GIVEN DATA: Begin
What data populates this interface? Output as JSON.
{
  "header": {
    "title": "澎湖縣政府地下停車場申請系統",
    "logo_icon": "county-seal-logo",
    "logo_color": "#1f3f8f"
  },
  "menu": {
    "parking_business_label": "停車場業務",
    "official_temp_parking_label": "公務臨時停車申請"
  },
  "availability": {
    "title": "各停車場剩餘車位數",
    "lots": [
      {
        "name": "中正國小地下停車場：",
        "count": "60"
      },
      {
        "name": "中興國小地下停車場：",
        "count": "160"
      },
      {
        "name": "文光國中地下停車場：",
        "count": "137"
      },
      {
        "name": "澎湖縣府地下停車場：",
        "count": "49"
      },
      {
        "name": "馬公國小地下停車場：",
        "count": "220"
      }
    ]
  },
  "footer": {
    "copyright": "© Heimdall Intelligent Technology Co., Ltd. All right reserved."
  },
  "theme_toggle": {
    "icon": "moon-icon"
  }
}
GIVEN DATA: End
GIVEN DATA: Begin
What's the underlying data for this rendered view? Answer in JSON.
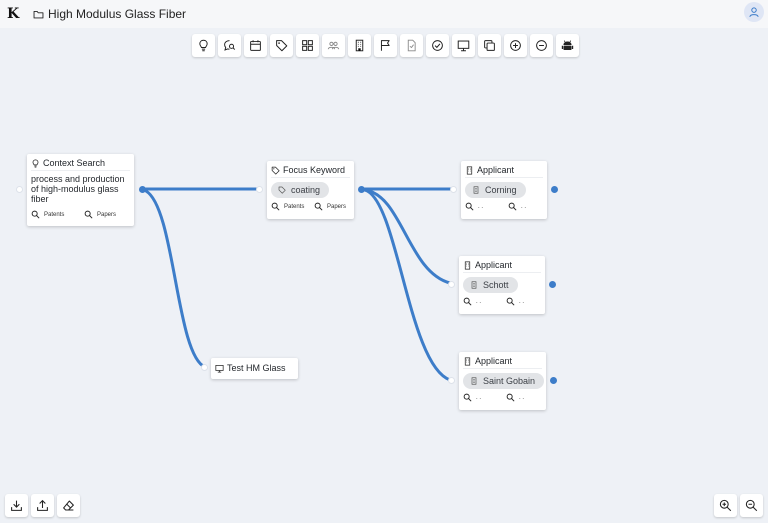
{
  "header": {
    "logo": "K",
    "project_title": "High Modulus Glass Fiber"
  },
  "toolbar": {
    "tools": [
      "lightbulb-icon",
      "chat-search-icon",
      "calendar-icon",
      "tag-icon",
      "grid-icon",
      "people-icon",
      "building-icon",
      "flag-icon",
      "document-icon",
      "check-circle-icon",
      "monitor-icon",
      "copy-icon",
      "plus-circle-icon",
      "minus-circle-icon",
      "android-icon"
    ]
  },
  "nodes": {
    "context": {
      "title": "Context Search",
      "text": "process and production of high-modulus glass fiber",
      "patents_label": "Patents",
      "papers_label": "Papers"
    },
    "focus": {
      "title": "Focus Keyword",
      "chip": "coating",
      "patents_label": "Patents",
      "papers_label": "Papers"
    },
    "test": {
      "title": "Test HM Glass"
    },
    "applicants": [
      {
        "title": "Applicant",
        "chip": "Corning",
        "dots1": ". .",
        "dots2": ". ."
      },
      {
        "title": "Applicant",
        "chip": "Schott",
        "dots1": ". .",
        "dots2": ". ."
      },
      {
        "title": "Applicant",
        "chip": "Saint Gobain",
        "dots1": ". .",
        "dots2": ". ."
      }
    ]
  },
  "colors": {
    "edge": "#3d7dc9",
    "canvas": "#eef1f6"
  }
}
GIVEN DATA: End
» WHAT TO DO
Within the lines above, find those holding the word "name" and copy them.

» COMPLETED EXERCISE
        "name": "中正國小地下停車場：",
        "name": "中興國小地下停車場：",
        "name": "文光國中地下停車場：",
        "name": "澎湖縣府地下停車場：",
        "name": "馬公國小地下停車場：",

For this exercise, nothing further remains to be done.